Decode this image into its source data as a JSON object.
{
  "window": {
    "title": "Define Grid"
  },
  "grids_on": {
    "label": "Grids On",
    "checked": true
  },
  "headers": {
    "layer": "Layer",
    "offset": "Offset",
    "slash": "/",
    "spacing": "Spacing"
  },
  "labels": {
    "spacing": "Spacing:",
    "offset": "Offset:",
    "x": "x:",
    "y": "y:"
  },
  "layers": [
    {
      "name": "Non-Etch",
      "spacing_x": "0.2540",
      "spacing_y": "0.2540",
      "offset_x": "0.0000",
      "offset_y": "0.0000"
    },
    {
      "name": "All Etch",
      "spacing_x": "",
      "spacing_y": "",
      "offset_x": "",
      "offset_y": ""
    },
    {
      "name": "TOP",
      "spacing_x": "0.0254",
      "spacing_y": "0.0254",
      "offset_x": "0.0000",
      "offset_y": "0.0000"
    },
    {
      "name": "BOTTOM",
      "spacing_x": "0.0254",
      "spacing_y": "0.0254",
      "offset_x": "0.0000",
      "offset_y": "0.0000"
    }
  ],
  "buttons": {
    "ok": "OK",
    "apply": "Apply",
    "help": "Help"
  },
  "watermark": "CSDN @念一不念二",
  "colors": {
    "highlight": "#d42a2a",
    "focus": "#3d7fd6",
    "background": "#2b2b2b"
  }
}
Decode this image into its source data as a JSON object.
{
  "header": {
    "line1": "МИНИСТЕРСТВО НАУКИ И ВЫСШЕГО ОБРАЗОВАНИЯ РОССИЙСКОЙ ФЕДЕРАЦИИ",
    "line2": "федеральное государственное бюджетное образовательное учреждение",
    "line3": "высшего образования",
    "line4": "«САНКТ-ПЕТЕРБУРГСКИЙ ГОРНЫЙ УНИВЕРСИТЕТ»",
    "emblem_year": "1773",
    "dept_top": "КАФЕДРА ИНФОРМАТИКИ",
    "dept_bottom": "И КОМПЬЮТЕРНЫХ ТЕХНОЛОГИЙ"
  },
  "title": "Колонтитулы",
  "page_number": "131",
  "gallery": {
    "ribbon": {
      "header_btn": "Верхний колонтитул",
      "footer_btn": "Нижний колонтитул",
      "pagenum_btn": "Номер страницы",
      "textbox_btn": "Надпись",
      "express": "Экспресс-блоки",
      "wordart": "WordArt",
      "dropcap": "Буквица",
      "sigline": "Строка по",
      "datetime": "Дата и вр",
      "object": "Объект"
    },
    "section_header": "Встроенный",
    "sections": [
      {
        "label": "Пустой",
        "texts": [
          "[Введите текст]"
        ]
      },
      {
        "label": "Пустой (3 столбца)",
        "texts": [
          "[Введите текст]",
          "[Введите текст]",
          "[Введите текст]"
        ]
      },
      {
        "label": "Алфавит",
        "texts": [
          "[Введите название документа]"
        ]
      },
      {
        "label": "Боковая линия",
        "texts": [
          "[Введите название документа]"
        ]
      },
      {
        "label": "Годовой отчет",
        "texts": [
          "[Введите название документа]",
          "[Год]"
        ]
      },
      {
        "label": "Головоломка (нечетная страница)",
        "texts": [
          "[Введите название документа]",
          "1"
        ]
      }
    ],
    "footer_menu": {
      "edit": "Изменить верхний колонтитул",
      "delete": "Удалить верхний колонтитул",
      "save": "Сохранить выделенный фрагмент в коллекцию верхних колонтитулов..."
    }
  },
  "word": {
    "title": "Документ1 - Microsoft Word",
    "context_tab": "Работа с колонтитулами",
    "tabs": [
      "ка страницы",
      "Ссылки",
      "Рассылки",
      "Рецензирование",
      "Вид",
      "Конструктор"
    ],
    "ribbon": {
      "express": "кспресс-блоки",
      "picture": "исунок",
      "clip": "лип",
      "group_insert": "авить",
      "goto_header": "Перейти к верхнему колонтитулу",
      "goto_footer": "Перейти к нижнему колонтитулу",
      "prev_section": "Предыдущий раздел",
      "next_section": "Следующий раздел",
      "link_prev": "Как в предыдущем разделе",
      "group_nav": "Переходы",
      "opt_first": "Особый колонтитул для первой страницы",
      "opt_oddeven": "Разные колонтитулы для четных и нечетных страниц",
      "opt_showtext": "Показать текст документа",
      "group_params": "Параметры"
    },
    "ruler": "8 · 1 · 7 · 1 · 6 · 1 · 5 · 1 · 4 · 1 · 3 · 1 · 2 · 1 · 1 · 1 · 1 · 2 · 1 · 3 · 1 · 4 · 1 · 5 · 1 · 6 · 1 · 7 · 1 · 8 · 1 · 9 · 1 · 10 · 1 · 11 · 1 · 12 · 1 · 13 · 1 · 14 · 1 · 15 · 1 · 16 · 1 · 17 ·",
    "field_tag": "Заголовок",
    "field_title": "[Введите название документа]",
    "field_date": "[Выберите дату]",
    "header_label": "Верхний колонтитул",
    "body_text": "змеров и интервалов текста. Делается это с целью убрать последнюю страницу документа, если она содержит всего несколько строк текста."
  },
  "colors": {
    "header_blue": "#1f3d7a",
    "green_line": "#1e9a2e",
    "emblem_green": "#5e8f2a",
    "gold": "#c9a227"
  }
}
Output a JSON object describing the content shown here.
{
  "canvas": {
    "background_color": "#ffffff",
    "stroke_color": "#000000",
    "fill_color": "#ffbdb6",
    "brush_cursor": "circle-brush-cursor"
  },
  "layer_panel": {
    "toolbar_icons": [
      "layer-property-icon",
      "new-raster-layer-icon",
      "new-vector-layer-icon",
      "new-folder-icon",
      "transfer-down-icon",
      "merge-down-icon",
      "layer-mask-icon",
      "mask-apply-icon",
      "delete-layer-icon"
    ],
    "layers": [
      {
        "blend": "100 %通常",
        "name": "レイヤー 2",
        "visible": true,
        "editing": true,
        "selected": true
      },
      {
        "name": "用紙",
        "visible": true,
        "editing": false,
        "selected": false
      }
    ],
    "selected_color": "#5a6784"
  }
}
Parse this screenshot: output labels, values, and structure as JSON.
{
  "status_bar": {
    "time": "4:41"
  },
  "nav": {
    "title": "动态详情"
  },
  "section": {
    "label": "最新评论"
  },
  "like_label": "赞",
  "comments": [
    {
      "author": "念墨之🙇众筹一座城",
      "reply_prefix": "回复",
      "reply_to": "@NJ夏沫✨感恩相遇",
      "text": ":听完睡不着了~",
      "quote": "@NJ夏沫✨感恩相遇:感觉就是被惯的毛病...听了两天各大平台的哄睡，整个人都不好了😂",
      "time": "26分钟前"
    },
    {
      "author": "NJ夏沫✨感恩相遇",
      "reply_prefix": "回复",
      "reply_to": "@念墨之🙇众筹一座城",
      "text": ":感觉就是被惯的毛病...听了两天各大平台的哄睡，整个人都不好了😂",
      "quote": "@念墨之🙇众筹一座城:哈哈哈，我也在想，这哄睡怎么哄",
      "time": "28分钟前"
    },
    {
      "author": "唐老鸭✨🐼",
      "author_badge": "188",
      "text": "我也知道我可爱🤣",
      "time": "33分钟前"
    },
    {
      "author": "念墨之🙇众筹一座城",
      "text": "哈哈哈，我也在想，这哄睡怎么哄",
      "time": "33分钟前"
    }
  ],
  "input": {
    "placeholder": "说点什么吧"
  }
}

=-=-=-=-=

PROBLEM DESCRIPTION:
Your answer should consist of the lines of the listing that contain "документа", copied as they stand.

RESULT:
          "[Введите название документа]"
          "[Введите название документа]"
          "[Введите название документа]",
          "[Введите название документа]",
      "opt_showtext": "Показать текст документа",
    "field_title": "[Введите название документа]",
    "body_text": "змеров и интервалов текста. Делается это с целью убрать последнюю страницу документа, если она содержит всего несколько строк текста."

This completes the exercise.